When a problem arises - I really want to understand what caused it. When you receive an alert that your application does not work - you really would like to know what other related parts of the system are behaving in the wrong way, and what other anomalies are there. There should be clear graphs collected in dashboards, from which you will immediately see where the problem hides.
Monitoring notifications (alerts)
Alerts should be as clear as possible: the administrator must understand what this alert is about, what documentation refers to, or at least who to call, even if he/she is not familiar with the system. There should definitely be clear instructions on what to do and how to solve the problem.
There probably should be instructions on how to react and they must be updated regularly. If everything works through the orchestration system including all changes that are deployed through it - then, probably, everything should work fine. The orchestration system allows to check the relevance of monitoring adequately.
Monitoring should expand after each alert - if suddenly there was a problem that was skipped by the monitoring tool, you need to fix this situation so next time the problem will be not sudden for you and your team.
Monitoring of the monitoring :)
Above all, you need to know that your system monitoring itself is working. There must be some external custom script that checks if the monitoring system is working properly. No one wants to wake up from the call because your monitoring system has fallen along with the entire data center and nobody told you about it.
In modern scaling systems you probably have Prometheus configured because there are no analogs that will provide the same detailed metrics. In order to view convenient graphs from Prometheus, you need Grafana, because Prometheus graphs are so-so.
We also need some kind of APM (Application Performance Monitoring). Either this is a self-written system on Open Trace, or jaeger or something like that. But this is rarely done. Basically, either New Relic or specific systems for stacks, such as Dripstat, are used. If you have more than one monitoring system, not just plain Zabbix, you still need to understand how to collect these metrics, and how to distribute alerts; who to notify, who to raise, in what order, what does an alert apply to, and what to do with all of it. Now in order.
Zabbix - is not the most convenient system anymore. There are some issues with custom metrics, especially if the system is scaling and you need to define roles. Despite the fact that you can build very custom graphs, alerts, and dashboards, all of that is not very convenient and dynamic. This is a static monitoring system.
Prometheus + Grafana

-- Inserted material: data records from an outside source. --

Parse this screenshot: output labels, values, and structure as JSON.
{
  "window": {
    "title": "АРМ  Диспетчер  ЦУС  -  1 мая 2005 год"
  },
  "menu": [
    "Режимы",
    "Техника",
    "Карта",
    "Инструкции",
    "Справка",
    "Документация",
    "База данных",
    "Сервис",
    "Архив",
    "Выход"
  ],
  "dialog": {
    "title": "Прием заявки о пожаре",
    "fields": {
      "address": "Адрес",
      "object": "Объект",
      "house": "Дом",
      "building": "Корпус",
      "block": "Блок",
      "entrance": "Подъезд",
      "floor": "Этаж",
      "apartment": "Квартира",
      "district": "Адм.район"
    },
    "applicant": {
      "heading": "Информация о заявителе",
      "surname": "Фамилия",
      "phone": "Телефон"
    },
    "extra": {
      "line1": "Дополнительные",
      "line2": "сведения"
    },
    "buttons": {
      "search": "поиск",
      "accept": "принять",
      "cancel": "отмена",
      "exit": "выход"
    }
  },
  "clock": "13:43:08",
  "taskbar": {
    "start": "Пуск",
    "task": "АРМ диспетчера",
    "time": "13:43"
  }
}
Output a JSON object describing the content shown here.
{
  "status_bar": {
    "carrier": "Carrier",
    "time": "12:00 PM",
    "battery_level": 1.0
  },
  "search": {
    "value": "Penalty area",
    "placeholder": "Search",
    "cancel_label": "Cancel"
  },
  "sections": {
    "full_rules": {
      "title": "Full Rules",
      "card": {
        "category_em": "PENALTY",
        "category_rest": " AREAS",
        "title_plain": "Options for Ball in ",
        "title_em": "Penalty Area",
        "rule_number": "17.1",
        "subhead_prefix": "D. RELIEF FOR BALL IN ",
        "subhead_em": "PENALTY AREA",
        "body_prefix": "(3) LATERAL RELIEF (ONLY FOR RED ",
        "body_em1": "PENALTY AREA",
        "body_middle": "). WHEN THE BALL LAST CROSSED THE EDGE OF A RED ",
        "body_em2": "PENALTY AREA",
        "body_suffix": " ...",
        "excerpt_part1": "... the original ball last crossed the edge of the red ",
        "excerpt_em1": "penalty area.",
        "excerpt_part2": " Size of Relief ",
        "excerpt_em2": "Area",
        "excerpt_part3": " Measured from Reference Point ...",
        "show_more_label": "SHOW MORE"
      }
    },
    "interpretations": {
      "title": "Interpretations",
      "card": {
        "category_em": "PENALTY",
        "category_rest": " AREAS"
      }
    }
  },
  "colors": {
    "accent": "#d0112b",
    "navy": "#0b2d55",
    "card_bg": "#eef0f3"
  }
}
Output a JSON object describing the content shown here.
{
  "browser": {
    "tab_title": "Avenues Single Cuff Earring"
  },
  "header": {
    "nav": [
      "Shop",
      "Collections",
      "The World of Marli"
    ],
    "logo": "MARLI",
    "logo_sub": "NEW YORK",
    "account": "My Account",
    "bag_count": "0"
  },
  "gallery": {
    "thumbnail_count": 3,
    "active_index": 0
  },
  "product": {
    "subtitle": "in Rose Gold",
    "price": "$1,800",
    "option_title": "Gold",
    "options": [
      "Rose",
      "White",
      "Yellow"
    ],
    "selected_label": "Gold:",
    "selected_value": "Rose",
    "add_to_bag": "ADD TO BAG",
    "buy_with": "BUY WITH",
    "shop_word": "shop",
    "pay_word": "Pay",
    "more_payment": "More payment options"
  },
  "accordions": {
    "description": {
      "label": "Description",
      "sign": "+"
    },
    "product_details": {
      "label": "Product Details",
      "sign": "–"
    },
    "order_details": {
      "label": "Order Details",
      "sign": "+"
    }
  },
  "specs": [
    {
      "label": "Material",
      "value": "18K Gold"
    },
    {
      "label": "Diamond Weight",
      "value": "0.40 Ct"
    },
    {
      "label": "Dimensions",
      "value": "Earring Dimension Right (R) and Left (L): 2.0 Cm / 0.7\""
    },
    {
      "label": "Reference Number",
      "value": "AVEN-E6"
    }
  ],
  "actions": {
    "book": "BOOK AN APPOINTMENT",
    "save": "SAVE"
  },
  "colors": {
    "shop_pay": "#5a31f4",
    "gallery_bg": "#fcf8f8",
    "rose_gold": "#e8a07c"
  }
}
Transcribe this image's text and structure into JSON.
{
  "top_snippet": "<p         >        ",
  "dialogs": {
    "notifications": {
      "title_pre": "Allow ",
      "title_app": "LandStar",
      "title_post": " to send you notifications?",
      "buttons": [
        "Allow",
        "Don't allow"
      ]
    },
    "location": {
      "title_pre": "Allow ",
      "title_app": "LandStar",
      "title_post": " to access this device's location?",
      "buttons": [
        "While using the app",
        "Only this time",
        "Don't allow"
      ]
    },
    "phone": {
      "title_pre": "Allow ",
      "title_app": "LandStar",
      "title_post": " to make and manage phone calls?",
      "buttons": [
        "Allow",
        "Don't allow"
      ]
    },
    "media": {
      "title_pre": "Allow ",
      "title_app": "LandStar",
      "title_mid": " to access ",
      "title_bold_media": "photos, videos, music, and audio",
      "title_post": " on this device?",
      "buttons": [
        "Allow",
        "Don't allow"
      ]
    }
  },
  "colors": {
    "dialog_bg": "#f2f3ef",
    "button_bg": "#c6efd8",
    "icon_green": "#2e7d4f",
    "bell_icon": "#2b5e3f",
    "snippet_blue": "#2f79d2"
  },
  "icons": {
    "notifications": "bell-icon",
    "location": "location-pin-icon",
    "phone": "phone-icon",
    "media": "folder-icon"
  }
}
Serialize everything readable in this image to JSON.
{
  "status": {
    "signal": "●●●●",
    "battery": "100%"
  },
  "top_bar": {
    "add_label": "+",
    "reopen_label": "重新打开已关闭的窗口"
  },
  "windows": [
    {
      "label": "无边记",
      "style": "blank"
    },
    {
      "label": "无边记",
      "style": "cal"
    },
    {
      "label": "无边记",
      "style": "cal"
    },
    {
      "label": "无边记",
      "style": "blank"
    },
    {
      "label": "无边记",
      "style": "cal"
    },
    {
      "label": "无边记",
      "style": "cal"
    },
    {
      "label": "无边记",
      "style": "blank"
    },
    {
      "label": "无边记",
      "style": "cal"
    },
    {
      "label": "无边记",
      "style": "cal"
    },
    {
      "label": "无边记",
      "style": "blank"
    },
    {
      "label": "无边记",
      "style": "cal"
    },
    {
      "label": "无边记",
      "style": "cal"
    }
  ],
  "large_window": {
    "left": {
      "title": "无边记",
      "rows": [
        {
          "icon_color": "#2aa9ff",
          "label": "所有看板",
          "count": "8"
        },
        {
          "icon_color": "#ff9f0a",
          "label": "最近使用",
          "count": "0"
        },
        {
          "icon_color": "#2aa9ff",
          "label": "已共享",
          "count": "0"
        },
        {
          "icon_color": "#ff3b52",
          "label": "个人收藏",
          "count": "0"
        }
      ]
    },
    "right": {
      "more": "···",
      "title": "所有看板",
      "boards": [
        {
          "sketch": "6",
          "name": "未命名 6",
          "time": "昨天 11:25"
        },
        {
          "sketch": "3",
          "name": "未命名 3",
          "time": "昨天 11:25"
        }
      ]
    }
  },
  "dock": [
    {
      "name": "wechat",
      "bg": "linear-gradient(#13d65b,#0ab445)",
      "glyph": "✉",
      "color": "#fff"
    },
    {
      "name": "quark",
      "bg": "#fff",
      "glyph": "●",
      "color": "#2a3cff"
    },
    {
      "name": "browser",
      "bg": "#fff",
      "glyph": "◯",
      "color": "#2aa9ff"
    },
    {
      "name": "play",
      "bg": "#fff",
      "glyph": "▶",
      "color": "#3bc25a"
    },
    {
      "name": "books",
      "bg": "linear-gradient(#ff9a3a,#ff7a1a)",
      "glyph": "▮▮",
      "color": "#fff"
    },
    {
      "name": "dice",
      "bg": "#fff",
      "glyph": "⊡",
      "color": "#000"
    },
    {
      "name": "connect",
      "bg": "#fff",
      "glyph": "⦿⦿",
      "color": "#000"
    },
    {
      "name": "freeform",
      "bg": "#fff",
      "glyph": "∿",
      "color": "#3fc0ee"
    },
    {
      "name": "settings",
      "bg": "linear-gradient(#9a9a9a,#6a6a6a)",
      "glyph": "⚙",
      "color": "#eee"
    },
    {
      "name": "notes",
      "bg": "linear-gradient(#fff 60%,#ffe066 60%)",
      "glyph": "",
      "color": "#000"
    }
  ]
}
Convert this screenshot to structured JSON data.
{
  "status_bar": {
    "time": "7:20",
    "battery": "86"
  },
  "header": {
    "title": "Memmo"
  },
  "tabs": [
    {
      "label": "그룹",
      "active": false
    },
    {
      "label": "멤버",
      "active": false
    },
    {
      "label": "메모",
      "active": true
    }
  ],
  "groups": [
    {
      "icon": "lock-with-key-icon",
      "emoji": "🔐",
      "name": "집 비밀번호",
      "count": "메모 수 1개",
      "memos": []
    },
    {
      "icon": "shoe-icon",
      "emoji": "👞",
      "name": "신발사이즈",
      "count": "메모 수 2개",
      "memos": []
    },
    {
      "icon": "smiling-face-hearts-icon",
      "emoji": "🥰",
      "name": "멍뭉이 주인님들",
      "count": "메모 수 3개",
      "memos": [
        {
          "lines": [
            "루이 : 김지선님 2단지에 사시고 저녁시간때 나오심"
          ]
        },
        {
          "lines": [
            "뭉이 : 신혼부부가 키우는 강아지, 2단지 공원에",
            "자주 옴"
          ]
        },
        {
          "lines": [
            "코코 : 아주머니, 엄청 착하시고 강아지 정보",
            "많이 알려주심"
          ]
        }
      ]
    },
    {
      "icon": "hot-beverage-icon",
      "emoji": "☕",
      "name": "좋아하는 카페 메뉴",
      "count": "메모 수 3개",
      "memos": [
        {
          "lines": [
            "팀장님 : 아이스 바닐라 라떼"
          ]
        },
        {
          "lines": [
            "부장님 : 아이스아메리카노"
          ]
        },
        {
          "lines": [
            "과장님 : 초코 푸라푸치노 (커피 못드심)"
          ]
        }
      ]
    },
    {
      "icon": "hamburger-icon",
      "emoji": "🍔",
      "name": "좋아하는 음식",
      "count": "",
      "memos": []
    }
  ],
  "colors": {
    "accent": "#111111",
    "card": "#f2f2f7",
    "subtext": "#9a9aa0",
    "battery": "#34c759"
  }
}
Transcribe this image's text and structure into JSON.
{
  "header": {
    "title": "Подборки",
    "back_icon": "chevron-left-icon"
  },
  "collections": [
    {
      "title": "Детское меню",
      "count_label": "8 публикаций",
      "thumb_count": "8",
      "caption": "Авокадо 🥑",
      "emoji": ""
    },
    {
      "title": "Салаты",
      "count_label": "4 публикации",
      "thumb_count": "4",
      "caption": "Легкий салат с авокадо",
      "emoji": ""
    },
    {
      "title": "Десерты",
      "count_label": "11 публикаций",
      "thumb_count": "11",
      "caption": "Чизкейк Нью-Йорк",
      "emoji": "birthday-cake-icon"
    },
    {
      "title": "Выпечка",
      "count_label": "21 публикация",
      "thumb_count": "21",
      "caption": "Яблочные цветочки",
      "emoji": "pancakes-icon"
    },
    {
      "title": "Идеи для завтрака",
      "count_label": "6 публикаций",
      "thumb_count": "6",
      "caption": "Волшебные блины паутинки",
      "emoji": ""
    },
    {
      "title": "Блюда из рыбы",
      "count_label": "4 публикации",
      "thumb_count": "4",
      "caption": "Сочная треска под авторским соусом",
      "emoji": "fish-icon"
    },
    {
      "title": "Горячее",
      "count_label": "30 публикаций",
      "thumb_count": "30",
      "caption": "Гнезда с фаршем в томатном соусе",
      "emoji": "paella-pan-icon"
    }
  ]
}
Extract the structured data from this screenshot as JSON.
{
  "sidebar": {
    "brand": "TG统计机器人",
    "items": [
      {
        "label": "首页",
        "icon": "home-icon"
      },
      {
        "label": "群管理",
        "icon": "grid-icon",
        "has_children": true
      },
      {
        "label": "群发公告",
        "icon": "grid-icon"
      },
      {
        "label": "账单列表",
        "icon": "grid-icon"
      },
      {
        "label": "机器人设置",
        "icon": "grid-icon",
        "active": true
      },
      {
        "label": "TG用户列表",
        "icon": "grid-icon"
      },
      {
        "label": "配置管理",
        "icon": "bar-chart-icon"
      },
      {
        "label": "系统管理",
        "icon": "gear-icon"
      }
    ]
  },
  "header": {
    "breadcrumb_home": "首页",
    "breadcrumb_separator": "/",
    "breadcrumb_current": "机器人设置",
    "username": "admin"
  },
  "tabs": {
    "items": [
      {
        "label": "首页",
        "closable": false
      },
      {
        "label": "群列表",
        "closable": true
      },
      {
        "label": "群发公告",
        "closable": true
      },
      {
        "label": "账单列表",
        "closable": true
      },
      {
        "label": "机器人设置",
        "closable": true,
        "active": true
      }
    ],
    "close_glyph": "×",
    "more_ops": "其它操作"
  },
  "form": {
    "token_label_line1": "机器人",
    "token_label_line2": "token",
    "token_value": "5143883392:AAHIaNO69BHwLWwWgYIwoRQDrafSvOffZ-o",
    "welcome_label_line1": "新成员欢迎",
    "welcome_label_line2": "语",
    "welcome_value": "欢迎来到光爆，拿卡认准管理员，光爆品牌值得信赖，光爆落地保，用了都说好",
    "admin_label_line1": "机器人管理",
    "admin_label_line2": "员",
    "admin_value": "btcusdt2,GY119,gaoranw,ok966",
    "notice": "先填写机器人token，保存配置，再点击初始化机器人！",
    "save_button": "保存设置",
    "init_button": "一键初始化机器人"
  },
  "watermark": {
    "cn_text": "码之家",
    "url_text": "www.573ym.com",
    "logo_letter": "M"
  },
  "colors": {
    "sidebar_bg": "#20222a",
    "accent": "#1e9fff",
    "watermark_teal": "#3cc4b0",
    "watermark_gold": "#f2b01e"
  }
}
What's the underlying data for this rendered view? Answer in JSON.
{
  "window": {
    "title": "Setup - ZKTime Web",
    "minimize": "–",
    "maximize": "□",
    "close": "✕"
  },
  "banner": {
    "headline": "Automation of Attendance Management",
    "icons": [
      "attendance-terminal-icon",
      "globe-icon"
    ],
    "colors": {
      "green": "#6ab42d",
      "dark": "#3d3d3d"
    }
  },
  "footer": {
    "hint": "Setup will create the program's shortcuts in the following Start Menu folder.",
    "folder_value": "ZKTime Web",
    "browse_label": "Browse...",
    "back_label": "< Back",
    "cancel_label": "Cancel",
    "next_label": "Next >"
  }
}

Prometheus is an excellent solution for assembling a huge number of metrics. It has pretty similar capabilities for custom alerts as Zabbix does. You can display graphs and build alerts for any wild combinations of several parameters. And it's all very cool, but it's very inconvenient to watch, so Grafana is added to it like a visualization tool.
Grafana is beautiful. But it does not really help to monitor systems, but it provides extensive abilities to read everything. There are no better graphs, probably.
ELK + Graylog
New Relic - APM which is very useful for developers. It gives an opportunity to understand if something is wrong with your application right now. It is clear which of the external services isn't working very well, which of the databases is responding slowly or what system interaction is working incorrectly.
Firstly, you should know what important indicators need monitoring when the system is designing, know what parts of the system are critical for its work and how to test them in advance.
Moreover, there should not be too many alerts and they should be relevant and clearly display what has broken down and pointed to the way how to fix it.
In conclusion, to properly monitor business indicators - you need to understand how the business processes are arranged, what your analysts need, whether there are enough tools to measure the required indicators, and how quickly you can find out if something goes wrong.